Your assignment: Only lines containing the string "Delete" belong in the answer; copy all of them from the entries.

START Provided information

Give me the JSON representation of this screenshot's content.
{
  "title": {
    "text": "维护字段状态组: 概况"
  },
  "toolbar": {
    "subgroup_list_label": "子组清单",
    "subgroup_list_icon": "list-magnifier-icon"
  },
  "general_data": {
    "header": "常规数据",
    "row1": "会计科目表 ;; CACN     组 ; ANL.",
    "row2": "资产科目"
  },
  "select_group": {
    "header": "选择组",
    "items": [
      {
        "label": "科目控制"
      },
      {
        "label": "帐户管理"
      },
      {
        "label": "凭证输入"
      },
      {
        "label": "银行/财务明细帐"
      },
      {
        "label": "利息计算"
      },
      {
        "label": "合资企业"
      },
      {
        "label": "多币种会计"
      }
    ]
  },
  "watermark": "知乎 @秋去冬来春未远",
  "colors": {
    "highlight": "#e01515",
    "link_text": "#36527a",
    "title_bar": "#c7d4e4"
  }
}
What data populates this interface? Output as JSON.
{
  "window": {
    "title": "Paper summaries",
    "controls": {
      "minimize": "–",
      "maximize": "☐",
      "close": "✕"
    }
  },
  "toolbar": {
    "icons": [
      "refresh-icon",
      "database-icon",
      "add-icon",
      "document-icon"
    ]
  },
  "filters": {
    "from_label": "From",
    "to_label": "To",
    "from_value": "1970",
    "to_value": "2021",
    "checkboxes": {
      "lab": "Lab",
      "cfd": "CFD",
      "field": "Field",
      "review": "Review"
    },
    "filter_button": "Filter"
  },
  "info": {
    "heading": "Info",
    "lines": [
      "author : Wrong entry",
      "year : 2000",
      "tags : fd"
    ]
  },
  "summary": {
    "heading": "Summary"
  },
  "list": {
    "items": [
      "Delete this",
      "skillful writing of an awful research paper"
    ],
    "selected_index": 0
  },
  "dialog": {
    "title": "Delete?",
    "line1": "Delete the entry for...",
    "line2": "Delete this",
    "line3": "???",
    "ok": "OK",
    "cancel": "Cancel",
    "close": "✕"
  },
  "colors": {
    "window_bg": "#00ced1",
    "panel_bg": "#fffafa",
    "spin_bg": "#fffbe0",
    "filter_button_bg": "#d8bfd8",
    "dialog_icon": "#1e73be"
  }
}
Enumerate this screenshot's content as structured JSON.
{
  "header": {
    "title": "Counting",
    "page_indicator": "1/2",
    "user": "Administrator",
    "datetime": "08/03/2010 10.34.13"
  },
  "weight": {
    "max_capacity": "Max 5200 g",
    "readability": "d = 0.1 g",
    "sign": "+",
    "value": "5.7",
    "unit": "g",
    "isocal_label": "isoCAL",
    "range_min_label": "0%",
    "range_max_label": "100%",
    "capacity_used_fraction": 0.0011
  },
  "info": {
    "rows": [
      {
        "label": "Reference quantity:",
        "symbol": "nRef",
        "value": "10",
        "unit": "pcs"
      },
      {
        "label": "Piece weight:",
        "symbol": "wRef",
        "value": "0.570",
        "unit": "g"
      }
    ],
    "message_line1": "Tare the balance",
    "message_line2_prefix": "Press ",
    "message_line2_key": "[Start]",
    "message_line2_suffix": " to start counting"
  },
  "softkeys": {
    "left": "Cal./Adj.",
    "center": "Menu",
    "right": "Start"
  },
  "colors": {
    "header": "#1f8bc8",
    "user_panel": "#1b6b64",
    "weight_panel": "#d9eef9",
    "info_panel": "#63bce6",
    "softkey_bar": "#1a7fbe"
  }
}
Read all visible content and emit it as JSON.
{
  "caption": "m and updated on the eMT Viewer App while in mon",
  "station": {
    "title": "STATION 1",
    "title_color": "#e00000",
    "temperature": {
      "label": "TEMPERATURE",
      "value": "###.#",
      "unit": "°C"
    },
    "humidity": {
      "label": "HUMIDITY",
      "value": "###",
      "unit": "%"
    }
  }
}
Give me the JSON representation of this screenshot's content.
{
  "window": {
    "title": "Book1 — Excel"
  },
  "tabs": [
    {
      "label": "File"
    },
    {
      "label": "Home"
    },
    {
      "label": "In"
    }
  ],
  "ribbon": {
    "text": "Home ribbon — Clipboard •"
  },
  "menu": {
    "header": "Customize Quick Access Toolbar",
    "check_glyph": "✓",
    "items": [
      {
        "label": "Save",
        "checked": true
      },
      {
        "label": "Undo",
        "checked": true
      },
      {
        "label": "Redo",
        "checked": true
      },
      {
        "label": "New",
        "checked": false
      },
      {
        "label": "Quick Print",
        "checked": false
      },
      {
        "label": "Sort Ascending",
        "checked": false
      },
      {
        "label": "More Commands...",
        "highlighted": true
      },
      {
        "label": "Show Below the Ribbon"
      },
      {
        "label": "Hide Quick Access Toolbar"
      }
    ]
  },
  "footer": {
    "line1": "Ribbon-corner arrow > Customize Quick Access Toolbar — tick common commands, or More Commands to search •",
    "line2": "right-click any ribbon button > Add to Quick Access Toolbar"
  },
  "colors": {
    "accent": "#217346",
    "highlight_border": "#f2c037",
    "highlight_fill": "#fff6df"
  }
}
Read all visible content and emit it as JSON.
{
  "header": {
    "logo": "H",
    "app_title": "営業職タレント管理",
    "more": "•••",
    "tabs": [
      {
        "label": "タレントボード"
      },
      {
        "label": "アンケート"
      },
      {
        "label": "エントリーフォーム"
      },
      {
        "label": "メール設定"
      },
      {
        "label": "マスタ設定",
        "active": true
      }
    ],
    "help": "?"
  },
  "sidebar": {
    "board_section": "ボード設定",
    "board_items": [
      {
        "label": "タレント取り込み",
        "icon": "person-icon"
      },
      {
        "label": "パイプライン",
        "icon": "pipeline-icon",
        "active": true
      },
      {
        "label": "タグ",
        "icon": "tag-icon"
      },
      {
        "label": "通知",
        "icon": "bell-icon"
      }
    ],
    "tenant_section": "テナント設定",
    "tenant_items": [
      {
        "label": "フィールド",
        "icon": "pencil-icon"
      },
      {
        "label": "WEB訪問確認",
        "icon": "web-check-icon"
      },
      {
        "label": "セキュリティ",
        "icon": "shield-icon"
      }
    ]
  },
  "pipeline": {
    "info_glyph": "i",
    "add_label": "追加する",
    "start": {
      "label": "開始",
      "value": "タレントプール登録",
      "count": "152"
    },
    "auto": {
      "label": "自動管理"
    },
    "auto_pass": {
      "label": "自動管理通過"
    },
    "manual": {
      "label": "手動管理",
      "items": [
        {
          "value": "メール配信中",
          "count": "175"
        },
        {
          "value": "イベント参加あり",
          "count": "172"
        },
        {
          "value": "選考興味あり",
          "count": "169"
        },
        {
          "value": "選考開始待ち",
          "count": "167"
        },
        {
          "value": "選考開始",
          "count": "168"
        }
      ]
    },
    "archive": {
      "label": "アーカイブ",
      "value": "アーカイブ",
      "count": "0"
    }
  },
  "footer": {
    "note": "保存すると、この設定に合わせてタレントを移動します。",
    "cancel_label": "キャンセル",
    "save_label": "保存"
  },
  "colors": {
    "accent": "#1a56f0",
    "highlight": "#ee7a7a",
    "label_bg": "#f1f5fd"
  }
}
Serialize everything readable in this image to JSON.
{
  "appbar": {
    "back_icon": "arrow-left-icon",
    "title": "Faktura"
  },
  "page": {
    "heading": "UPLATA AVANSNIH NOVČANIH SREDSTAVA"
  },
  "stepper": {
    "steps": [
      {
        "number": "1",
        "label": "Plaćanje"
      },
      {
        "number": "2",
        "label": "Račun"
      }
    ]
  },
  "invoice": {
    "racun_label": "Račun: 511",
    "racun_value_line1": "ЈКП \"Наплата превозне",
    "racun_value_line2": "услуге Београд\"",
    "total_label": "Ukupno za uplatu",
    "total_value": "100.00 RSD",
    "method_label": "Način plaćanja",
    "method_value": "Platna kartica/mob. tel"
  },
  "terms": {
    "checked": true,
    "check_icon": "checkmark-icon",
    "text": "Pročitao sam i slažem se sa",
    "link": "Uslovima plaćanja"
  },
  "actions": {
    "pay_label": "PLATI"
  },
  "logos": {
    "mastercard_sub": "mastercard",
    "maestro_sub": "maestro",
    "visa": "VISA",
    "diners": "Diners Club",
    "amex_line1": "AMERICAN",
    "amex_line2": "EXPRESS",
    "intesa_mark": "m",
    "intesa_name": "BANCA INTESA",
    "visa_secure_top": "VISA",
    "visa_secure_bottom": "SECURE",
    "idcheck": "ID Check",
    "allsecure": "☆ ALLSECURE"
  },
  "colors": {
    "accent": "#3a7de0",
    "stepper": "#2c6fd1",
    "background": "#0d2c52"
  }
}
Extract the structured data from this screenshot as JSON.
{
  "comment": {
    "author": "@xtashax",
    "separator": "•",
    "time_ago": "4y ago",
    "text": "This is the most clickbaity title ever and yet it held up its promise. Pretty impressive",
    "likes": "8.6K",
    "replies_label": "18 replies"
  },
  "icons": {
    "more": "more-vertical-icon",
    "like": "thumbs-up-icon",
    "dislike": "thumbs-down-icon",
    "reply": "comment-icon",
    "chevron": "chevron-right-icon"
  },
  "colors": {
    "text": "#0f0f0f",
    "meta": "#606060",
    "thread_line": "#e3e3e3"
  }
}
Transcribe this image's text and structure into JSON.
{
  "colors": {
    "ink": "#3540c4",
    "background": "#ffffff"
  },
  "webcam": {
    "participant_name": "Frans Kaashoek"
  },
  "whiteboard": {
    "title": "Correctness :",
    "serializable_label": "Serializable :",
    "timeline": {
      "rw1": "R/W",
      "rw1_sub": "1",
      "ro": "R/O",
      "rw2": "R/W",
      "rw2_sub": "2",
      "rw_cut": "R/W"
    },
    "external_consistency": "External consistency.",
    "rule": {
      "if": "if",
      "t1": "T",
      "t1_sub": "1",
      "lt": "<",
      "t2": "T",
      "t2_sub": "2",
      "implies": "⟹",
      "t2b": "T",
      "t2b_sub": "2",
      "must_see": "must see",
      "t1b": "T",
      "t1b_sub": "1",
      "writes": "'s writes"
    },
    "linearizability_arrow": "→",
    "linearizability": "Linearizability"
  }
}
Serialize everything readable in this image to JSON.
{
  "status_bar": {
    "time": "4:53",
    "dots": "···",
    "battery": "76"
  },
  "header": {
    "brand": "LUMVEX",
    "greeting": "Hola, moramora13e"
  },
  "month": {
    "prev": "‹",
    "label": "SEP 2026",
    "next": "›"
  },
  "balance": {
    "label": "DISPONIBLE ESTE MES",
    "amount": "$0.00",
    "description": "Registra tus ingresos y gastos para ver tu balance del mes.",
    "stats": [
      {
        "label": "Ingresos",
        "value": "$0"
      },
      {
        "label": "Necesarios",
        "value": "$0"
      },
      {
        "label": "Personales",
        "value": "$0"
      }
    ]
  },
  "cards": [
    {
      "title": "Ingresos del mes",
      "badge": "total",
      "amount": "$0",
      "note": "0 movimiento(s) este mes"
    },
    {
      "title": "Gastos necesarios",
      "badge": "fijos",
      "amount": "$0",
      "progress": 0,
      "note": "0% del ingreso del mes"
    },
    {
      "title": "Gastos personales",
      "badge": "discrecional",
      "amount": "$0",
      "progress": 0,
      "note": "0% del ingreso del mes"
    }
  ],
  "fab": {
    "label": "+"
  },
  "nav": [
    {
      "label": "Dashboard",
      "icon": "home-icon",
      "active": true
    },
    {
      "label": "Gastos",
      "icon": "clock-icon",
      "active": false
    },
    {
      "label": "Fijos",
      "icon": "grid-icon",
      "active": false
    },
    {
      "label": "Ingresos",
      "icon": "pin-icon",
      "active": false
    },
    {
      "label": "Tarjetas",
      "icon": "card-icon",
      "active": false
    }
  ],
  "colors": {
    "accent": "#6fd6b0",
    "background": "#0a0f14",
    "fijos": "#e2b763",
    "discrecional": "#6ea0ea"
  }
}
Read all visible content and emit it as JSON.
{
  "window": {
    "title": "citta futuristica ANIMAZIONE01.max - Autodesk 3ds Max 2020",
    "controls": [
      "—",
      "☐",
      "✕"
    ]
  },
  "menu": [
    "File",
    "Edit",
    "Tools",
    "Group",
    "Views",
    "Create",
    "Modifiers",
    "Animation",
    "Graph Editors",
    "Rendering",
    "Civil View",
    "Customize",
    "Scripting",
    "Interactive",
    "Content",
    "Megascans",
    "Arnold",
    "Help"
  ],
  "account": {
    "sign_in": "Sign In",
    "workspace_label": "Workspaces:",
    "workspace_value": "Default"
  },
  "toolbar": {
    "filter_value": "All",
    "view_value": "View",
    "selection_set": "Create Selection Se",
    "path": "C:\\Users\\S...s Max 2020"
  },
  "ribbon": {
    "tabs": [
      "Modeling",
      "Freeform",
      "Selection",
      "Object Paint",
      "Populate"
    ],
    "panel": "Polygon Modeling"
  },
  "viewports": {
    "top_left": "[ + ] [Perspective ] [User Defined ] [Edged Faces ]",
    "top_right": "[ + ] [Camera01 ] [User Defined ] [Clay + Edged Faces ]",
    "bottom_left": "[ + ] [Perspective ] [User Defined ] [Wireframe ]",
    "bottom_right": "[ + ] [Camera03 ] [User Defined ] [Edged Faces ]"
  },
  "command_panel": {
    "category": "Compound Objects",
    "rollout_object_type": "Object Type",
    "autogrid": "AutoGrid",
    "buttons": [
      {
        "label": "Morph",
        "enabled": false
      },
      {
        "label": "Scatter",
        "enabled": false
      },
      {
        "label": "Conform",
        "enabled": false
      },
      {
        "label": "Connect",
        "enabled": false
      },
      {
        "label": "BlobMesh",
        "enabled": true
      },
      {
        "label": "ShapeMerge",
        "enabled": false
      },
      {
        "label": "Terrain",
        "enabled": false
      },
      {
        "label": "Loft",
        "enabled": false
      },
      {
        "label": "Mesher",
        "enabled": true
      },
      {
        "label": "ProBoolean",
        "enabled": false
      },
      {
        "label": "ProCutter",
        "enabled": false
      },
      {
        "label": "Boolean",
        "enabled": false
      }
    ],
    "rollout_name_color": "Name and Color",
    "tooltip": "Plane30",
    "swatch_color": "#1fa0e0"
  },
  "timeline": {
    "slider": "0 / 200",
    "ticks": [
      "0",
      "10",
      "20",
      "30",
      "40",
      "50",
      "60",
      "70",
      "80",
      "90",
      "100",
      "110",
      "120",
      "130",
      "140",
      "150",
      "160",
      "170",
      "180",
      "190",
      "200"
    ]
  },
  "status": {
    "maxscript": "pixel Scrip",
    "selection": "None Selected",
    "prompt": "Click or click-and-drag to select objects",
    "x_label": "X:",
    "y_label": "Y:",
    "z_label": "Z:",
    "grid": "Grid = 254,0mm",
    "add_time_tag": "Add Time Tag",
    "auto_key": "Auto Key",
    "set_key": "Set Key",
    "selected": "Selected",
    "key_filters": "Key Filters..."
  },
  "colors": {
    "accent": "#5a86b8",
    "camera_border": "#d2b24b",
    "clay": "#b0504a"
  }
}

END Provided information

Solution for this task:
      "Delete this",
    "title": "Delete?",
    "line1": "Delete the entry for...",
    "line2": "Delete this",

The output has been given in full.